_What this task involves_
Without altering anything, repeat each of the records.
(Material for the task Opens)
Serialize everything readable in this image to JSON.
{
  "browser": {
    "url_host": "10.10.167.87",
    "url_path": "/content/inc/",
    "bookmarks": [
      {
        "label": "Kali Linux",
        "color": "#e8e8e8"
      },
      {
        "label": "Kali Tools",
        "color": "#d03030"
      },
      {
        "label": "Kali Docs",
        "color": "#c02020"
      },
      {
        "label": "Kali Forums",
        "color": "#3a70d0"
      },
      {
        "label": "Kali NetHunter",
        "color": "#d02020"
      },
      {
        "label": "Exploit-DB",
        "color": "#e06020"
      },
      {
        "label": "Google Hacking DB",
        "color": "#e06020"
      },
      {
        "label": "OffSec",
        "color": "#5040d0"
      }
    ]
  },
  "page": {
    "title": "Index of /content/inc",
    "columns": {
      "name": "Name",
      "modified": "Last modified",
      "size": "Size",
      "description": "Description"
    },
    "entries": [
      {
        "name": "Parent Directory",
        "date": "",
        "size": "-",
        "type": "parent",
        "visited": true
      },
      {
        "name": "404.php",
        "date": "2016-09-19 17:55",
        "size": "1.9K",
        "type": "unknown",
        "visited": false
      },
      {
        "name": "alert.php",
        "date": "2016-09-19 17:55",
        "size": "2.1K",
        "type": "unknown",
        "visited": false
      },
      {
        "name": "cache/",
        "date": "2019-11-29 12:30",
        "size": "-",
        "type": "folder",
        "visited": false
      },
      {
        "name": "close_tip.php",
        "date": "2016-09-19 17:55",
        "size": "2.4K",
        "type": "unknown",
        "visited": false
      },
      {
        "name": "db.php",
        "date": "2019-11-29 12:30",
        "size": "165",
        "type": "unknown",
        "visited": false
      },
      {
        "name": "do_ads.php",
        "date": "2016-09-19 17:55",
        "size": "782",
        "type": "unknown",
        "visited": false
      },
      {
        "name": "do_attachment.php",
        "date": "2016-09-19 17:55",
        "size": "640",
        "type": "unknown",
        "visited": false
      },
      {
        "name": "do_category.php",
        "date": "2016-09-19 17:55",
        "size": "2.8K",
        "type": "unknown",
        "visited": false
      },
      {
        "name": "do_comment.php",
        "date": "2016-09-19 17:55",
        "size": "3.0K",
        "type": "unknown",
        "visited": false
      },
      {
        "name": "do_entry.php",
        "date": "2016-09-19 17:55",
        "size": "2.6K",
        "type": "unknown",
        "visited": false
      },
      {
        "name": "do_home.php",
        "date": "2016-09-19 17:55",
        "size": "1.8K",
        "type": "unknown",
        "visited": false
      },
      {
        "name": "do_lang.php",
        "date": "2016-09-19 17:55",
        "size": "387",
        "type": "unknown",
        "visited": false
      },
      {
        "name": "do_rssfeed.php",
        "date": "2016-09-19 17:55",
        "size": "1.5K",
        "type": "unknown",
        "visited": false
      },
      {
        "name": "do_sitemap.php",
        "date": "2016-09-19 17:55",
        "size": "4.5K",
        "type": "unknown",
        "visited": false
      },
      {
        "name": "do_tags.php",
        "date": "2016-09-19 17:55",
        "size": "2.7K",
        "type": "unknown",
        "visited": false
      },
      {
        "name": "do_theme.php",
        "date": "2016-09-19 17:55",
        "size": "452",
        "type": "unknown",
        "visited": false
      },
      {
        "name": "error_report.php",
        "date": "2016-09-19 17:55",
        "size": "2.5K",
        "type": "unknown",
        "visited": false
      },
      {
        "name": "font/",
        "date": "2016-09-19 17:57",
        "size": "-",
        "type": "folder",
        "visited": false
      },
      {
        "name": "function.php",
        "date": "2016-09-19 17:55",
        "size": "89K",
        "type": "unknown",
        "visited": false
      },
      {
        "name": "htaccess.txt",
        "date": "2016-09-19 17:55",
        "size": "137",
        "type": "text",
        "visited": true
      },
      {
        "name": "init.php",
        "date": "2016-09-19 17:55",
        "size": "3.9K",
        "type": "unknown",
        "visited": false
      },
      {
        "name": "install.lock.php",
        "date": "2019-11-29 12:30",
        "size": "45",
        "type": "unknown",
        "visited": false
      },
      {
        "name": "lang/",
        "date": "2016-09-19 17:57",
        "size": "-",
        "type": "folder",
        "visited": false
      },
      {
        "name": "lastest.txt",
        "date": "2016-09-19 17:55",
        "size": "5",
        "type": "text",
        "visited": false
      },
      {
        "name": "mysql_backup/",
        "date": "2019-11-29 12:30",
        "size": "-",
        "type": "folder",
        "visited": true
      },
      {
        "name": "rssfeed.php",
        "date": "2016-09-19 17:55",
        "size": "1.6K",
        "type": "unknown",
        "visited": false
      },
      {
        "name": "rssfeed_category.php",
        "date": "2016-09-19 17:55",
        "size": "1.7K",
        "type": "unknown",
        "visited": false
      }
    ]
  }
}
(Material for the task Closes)
_Expected answer_
Serialize everything readable in this image to JSON.
{
  "browser": {
    "url_host": "10.10.167.87",
    "url_path": "/content/inc/",
    "bookmarks": [
      {
        "label": "Kali Linux",
        "color": "#e8e8e8"
      },
      {
        "label": "Kali Tools",
        "color": "#d03030"
      },
      {
        "label": "Kali Docs",
        "color": "#c02020"
      },
      {
        "label": "Kali Forums",
        "color": "#3a70d0"
      },
      {
        "label": "Kali NetHunter",
        "color": "#d02020"
      },
      {
        "label": "Exploit-DB",
        "color": "#e06020"
      },
      {
        "label": "Google Hacking DB",
        "color": "#e06020"
      },
      {
        "label": "OffSec",
        "color": "#5040d0"
      }
    ]
  },
  "page": {
    "title": "Index of /content/inc",
    "columns": {
      "name": "Name",
      "modified": "Last modified",
      "size": "Size",
      "description": "Description"
    },
    "entries": [
      {
        "name": "Parent Directory",
        "date": "",
        "size": "-",
        "type": "parent",
        "visited": true
      },
      {
        "name": "404.php",
        "date": "2016-09-19 17:55",
        "size": "1.9K",
        "type": "unknown",
        "visited": false
      },
      {
        "name": "alert.php",
        "date": "2016-09-19 17:55",
        "size": "2.1K",
        "type": "unknown",
        "visited": false
      },
      {
        "name": "cache/",
        "date": "2019-11-29 12:30",
        "size": "-",
        "type": "folder",
        "visited": false
      },
      {
        "name": "close_tip.php",
        "date": "2016-09-19 17:55",
        "size": "2.4K",
        "type": "unknown",
        "visited": false
      },
      {
        "name": "db.php",
        "date": "2019-11-29 12:30",
        "size": "165",
        "type": "unknown",
        "visited": false
      },
      {
        "name": "do_ads.php",
        "date": "2016-09-19 17:55",
        "size": "782",
        "type": "unknown",
        "visited": false
      },
      {
        "name": "do_attachment.php",
        "date": "2016-09-19 17:55",
        "size": "640",
        "type": "unknown",
        "visited": false
      },
      {
        "name": "do_category.php",
        "date": "2016-09-19 17:55",
        "size": "2.8K",
        "type": "unknown",
        "visited": false
      },
      {
        "name": "do_comment.php",
        "date": "2016-09-19 17:55",
        "size": "3.0K",
        "type": "unknown",
        "visited": false
      },
      {
        "name": "do_entry.php",
        "date": "2016-09-19 17:55",
        "size": "2.6K",
        "type": "unknown",
        "visited": false
      },
      {
        "name": "do_home.php",
        "date": "2016-09-19 17:55",
        "size": "1.8K",
        "type": "unknown",
        "visited": false
      },
      {
        "name": "do_lang.php",
        "date": "2016-09-19 17:55",
        "size": "387",
        "type": "unknown",
        "visited": false
      },
      {
        "name": "do_rssfeed.php",
        "date": "2016-09-19 17:55",
        "size": "1.5K",
        "type": "unknown",
        "visited": false
      },
      {
        "name": "do_sitemap.php",
        "date": "2016-09-19 17:55",
        "size": "4.5K",
        "type": "unknown",
        "visited": false
      },
      {
        "name": "do_tags.php",
        "date": "2016-09-19 17:55",
        "size": "2.7K",
        "type": "unknown",
        "visited": false
      },
      {
        "name": "do_theme.php",
        "date": "2016-09-19 17:55",
        "size": "452",
        "type": "unknown",
        "visited": false
      },
      {
        "name": "error_report.php",
        "date": "2016-09-19 17:55",
        "size": "2.5K",
        "type": "unknown",
        "visited": false
      },
      {
        "name": "font/",
        "date": "2016-09-19 17:57",
        "size": "-",
        "type": "folder",
        "visited": false
      },
      {
        "name": "function.php",
        "date": "2016-09-19 17:55",
        "size": "89K",
        "type": "unknown",
        "visited": false
      },
      {
        "name": "htaccess.txt",
        "date": "2016-09-19 17:55",
        "size": "137",
        "type": "text",
        "visited": true
      },
      {
        "name": "init.php",
        "date": "2016-09-19 17:55",
        "size": "3.9K",
        "type": "unknown",
        "visited": false
      },
      {
        "name": "install.lock.php",
        "date": "2019-11-29 12:30",
        "size": "45",
        "type": "unknown",
        "visited": false
      },
      {
        "name": "lang/",
        "date": "2016-09-19 17:57",
        "size": "-",
        "type": "folder",
        "visited": false
      },
      {
        "name": "lastest.txt",
        "date": "2016-09-19 17:55",
        "size": "5",
        "type": "text",
        "visited": false
      },
      {
        "name": "mysql_backup/",
        "date": "2019-11-29 12:30",
        "size": "-",
        "type": "folder",
        "visited": true
      },
      {
        "name": "rssfeed.php",
        "date": "2016-09-19 17:55",
        "size": "1.6K",
        "type": "unknown",
        "visited": false
      },
      {
        "name": "rssfeed_category.php",
        "date": "2016-09-19 17:55",
        "size": "1.7K",
        "type": "unknown",
        "visited": false
      }
    ]
  }
}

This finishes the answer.